The UK Tea Market
New RIU Report Sheds Light on Latest Tea Trends in the UK
The British and tea are so closely identified that the brew has become one of their character traits. It is of course surprising to discover that the origin of tea is not essentially native to England and yet, it has become entrenched in the British way of life.
It’s been over 200 years since the popularity of tea as a beverage emerged throughout the country, resulting in the English entering the tea trade during the 18th century. Today the UK has the 3rd largest annual per capita tea consumption (source: statista.com) and it is the 8th largest tea consuming country in the world (source: Euromonitor.com).
A study conducted in 2018 by the Research Intelligence Unit (RIU) on the tea market in the UK, unveils consumption trends, retail, exports and imports concerning the tea market in the UK.
In 2015, the annual income of the entire UK tea Industry was estimated to be GB £ 748 million. Starting out as a fashionable drink among a handful of enthusiasts, now the country consumes over 160 million cups a day.
A continuous increment of tea commodity prices in the UK was noticeable in the last two years. The major cause for the volatility was the impact of Brexit in addition to the rise of global tea prices.

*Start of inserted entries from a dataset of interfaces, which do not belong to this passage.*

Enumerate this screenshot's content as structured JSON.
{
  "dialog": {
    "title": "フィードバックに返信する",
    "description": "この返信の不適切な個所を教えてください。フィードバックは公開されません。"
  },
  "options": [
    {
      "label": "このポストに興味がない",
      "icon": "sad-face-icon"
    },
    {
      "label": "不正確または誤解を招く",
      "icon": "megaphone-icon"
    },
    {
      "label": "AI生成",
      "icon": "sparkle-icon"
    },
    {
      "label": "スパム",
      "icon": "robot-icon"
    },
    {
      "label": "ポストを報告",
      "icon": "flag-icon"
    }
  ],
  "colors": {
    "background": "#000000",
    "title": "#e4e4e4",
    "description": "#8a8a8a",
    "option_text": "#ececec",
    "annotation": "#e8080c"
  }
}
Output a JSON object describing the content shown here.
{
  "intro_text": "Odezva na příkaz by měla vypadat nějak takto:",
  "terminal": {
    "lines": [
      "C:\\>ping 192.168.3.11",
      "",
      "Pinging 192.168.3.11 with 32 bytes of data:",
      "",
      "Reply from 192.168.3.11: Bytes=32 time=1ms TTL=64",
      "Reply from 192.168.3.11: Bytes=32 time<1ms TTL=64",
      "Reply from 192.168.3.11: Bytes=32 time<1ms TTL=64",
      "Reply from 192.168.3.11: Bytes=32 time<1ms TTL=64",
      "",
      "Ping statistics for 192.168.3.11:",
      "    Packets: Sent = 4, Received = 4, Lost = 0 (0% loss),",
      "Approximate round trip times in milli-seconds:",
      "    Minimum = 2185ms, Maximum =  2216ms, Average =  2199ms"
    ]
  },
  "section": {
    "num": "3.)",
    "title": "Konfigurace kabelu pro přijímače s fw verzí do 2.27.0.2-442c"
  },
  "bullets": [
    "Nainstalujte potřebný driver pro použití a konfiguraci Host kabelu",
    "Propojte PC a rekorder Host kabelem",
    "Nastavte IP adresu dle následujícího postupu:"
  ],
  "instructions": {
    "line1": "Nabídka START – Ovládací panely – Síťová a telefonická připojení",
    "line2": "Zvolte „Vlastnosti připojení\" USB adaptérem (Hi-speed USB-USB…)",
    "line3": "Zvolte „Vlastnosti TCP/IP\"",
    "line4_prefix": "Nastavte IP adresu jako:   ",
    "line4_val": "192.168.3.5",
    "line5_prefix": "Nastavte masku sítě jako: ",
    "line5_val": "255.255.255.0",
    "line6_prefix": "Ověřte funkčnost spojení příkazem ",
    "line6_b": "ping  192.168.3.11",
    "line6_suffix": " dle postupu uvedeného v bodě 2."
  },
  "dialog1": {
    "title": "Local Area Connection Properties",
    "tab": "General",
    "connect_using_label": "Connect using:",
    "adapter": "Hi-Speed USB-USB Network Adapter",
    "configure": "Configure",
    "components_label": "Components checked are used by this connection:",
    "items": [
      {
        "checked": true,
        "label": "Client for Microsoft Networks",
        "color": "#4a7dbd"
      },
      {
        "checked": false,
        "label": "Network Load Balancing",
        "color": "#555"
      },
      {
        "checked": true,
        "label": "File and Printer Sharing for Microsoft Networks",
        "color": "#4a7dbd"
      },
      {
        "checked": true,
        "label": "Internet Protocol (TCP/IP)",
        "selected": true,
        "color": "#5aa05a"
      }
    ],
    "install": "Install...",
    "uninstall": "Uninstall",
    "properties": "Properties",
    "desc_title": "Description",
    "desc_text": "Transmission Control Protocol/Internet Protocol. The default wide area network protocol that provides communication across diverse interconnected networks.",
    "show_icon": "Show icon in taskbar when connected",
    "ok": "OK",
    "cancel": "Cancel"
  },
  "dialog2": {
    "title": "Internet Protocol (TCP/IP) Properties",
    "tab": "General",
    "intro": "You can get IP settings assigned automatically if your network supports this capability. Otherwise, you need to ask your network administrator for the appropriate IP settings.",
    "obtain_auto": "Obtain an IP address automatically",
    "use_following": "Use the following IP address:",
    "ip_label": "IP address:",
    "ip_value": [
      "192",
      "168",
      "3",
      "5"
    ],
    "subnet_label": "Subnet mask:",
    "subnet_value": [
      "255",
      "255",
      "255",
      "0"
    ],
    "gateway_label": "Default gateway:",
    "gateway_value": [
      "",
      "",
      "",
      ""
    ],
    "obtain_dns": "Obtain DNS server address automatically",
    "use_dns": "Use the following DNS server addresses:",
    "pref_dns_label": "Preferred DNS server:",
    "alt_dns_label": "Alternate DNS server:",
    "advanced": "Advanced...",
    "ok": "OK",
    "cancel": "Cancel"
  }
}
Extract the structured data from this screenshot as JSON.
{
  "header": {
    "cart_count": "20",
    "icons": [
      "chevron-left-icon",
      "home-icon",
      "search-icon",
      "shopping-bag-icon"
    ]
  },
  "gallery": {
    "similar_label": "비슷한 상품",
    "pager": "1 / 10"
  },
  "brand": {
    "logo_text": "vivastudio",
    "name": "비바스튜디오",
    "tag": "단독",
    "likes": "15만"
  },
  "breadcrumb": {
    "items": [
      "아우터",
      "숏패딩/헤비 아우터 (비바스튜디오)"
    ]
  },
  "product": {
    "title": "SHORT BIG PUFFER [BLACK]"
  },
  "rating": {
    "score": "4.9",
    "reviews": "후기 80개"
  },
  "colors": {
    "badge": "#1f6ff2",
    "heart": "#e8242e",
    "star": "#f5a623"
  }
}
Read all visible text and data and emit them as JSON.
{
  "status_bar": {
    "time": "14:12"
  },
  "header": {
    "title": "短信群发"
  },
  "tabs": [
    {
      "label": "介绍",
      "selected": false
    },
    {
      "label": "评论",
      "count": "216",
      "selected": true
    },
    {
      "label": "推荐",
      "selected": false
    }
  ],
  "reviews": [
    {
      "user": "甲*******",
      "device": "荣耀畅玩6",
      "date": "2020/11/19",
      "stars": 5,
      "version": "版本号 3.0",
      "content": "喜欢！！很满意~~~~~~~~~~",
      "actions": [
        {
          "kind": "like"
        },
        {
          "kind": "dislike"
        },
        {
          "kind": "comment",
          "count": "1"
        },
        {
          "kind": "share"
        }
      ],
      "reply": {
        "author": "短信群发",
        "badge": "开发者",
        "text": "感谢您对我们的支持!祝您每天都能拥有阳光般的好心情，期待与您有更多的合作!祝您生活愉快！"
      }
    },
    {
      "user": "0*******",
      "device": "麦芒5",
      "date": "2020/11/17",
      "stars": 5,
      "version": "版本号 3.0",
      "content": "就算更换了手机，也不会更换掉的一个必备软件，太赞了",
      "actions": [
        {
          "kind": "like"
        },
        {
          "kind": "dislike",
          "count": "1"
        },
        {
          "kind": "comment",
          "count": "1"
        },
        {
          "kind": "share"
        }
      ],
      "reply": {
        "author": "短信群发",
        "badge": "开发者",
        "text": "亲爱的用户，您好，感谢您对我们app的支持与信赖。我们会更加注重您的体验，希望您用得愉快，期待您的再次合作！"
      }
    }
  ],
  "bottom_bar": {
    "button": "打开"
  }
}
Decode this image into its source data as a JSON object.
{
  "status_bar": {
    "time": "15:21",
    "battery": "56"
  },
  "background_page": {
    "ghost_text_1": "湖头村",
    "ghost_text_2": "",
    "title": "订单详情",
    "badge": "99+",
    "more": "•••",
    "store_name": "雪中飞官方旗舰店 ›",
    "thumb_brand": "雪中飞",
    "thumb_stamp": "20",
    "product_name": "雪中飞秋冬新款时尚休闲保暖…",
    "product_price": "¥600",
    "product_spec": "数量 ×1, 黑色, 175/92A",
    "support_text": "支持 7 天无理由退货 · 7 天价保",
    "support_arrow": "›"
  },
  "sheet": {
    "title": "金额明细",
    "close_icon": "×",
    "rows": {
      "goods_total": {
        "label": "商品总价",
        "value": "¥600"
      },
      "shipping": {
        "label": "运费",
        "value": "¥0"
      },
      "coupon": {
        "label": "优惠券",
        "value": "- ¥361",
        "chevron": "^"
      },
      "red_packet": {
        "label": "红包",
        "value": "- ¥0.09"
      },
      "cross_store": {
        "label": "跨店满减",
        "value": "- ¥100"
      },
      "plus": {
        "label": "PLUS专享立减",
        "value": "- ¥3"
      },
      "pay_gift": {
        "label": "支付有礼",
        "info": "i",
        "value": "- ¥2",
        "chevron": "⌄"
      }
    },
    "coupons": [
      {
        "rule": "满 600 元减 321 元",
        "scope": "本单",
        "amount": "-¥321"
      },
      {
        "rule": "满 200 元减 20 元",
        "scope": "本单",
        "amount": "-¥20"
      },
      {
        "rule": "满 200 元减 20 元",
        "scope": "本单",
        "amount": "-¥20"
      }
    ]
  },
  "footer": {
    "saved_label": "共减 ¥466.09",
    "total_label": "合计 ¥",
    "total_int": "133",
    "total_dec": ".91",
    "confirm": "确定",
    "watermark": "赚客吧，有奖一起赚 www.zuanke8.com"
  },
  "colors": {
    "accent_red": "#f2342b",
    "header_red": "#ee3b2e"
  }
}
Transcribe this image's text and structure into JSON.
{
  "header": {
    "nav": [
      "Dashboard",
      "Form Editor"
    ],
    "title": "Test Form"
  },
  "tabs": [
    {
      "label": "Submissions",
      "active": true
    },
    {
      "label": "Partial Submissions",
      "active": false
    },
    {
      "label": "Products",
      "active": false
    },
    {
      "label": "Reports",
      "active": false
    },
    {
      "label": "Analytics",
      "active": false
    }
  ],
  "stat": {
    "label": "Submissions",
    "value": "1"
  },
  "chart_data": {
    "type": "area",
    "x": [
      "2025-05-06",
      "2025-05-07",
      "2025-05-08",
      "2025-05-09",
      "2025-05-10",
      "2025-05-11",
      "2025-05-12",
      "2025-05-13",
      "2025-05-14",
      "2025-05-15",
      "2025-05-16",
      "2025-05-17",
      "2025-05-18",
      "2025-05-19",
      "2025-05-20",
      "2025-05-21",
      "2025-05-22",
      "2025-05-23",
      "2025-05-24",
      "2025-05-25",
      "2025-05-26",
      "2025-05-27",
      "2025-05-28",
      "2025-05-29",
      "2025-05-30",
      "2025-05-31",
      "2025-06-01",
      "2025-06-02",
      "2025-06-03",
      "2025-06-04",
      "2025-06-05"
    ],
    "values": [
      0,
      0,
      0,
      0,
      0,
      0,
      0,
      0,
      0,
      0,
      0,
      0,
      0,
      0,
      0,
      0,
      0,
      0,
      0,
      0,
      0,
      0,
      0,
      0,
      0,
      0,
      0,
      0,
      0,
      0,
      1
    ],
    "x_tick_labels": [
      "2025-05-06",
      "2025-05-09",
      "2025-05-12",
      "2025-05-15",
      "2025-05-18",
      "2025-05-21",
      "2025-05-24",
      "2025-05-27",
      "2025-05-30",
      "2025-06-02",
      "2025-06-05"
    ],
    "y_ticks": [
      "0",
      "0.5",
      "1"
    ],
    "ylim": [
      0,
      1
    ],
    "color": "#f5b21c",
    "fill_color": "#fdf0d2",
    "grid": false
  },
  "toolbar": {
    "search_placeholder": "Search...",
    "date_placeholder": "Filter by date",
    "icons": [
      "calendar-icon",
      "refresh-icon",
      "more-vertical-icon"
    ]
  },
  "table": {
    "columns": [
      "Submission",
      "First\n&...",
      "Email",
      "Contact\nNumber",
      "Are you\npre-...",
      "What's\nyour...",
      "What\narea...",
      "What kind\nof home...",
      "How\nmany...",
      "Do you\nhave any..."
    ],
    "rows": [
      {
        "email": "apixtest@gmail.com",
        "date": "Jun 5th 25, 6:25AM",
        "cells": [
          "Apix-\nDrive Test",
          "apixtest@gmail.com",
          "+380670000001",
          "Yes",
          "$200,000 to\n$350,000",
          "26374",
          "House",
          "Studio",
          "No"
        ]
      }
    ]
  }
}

The UK being the largest European tea market, imported 128,082 tons of tea worth over US $ 362 million in 2016 inclusive of 70,877 million tons bought from Kenya. The study reveals that China, India, Kenya, and Sri Lanka are the main tea exporters to the world. Compared to these countries, Sri Lanka experienced a relative increase in the growth of imports to the UK.
The UK being a major re-exporter of tea, distributes 17 per cent of its imports to Europe having their largest markets in Ireland (25.2 per cent) and Canada (18.10 per cent).
British consumers favour diverse varieties of tea; Black, Green, Herbal or Oolong and use different flavourings of herbs, milk, or sugar with the temperature and strength of the tea varying widely. To examine several general behaviours and preferences of tea consumers and get a pulse of the market in the UK, the RIU conducted a consumer survey in 2018.
In accordance with the survey, nearly 80 per cent of the respondents consume tea daily whereas 55 per cent consume three or more cups a day which promises a solid consumer base.
The taste of tea, health benefits and relaxation are the main reasons for the respondents to drink tea. With the expansion of the tea market, a niche of consumers desire flavours in their brew, whilst the majority prefer it unflavoured. Black tea seemed to be the most preferred, in addition to green tea and herbal tea.
It appears that tea is consumed mostly during the mornings and afternoons. Teabags are preferred than loose tea due to convenience and the ability for it to be reused. Most purchasers are willing to pay GB £ 2 to 2.99 for a package of 20 teabags. China, India and Sri Lanka are the only developing countries that supply consumer-packaged tea to the UK in relevant volumes.
Based on the survey, Sri Lankan tea is mostly desired by Brits for its ethical production, quality and unique taste. 87 per cent of tea is distributed through retail operators while online purchases are significantly low.
In the UK tea is mostly enjoyed at home and in office while the teahouse market is low with a 14 per cent share of all tea consumption. The respondents mostly visit a teahouse to meet up and have a casual chat with friends, much similar to a coffee-house.
India, Kenya and Sri Lanka are the main players in the tea trade. According to the study, the cost of importing tea to the UK is marginally cheaper for India than Sri Lanka. Kenya is the most expensive to import. Shipping duration may extend to over a month for goods to reach the UK. Sri Lanka takes 36 days to deliver goods while India takes 42.
The Research Intelligence Unit is a pioneering research firm that offers research based consulting focusing on several key economic sectors. Their research and advisory services include market and financial feasibility, environmental and social impact studies, as well as traditional market research and investment appraisal for their clients. The RIU maintains a strong focus building resources and extending networks to cover the private and non-governmental sectors in both developed and developing economies. Forward thinking and innovative, the RIU uses a mix of local and international resources to bring innovative perspectives to provide solutions for economic problems and keep decision makers informed.